» Task statement
Restate each record exactly as it was written.

» Given entries
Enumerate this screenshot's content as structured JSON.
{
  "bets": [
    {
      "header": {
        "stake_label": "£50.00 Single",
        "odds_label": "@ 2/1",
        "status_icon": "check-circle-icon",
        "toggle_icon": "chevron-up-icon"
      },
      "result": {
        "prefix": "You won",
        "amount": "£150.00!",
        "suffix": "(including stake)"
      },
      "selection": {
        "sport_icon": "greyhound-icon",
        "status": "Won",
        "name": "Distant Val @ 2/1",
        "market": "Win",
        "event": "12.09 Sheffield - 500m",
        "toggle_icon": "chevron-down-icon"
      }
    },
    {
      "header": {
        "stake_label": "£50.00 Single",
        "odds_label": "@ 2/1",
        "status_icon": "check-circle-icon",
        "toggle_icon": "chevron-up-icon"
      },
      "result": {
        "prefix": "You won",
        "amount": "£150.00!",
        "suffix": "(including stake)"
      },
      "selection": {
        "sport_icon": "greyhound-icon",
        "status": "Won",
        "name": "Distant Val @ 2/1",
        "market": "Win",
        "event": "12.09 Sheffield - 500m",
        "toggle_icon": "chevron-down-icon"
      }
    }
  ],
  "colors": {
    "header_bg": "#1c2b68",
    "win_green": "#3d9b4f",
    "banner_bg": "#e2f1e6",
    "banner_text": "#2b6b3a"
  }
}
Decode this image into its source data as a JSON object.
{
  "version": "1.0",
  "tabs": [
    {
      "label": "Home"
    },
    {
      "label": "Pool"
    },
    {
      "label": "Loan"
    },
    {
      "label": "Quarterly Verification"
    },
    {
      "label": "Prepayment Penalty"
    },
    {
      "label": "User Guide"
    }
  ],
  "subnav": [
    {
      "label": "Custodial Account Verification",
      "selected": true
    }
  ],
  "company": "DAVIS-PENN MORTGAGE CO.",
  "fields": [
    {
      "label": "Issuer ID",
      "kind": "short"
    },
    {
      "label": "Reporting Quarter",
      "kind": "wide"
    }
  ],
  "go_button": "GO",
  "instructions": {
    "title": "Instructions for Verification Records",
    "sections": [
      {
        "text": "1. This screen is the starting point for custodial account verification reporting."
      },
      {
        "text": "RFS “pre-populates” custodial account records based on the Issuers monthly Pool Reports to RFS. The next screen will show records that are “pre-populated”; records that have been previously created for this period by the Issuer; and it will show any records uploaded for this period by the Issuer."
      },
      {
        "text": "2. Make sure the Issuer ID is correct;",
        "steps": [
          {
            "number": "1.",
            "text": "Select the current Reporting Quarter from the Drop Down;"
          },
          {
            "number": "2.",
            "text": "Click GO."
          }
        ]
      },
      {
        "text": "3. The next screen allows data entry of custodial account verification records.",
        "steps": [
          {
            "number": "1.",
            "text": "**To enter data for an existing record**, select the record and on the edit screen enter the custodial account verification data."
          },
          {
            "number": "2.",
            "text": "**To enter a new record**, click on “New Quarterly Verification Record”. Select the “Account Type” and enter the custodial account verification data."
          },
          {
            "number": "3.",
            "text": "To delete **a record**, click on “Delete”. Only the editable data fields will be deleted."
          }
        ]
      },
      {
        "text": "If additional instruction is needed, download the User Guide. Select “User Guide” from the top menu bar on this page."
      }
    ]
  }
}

» Reply to the exercise
Enumerate this screenshot's content as structured JSON.
{
  "bets": [
    {
      "header": {
        "stake_label": "£50.00 Single",
        "odds_label": "@ 2/1",
        "status_icon": "check-circle-icon",
        "toggle_icon": "chevron-up-icon"
      },
      "result": {
        "prefix": "You won",
        "amount": "£150.00!",
        "suffix": "(including stake)"
      },
      "selection": {
        "sport_icon": "greyhound-icon",
        "status": "Won",
        "name": "Distant Val @ 2/1",
        "market": "Win",
        "event": "12.09 Sheffield - 500m",
        "toggle_icon": "chevron-down-icon"
      }
    },
    {
      "header": {
        "stake_label": "£50.00 Single",
        "odds_label": "@ 2/1",
        "status_icon": "check-circle-icon",
        "toggle_icon": "chevron-up-icon"
      },
      "result": {
        "prefix": "You won",
        "amount": "£150.00!",
        "suffix": "(including stake)"
      },
      "selection": {
        "sport_icon": "greyhound-icon",
        "status": "Won",
        "name": "Distant Val @ 2/1",
        "market": "Win",
        "event": "12.09 Sheffield - 500m",
        "toggle_icon": "chevron-down-icon"
      }
    }
  ],
  "colors": {
    "header_bg": "#1c2b68",
    "win_green": "#3d9b4f",
    "banner_bg": "#e2f1e6",
    "banner_text": "#2b6b3a"
  }
}
Decode this image into its source data as a JSON object.
{
  "version": "1.0",
  "tabs": [
    {
      "label": "Home"
    },
    {
      "label": "Pool"
    },
    {
      "label": "Loan"
    },
    {
      "label": "Quarterly Verification"
    },
    {
      "label": "Prepayment Penalty"
    },
    {
      "label": "User Guide"
    }
  ],
  "subnav": [
    {
      "label": "Custodial Account Verification",
      "selected": true
    }
  ],
  "company": "DAVIS-PENN MORTGAGE CO.",
  "fields": [
    {
      "label": "Issuer ID",
      "kind": "short"
    },
    {
      "label": "Reporting Quarter",
      "kind": "wide"
    }
  ],
  "go_button": "GO",
  "instructions": {
    "title": "Instructions for Verification Records",
    "sections": [
      {
        "text": "1. This screen is the starting point for custodial account verification reporting."
      },
      {
        "text": "RFS “pre-populates” custodial account records based on the Issuers monthly Pool Reports to RFS. The next screen will show records that are “pre-populated”; records that have been previously created for this period by the Issuer; and it will show any records uploaded for this period by the Issuer."
      },
      {
        "text": "2. Make sure the Issuer ID is correct;",
        "steps": [
          {
            "number": "1.",
            "text": "Select the current Reporting Quarter from the Drop Down;"
          },
          {
            "number": "2.",
            "text": "Click GO."
          }
        ]
      },
      {
        "text": "3. The next screen allows data entry of custodial account verification records.",
        "steps": [
          {
            "number": "1.",
            "text": "**To enter data for an existing record**, select the record and on the edit screen enter the custodial account verification data."
          },
          {
            "number": "2.",
            "text": "**To enter a new record**, click on “New Quarterly Verification Record”. Select the “Account Type” and enter the custodial account verification data."
          },
          {
            "number": "3.",
            "text": "To delete **a record**, click on “Delete”. Only the editable data fields will be deleted."
          }
        ]
      },
      {
        "text": "If additional instruction is needed, download the User Guide. Select “User Guide” from the top menu bar on this page."
      }
    ]
  }
}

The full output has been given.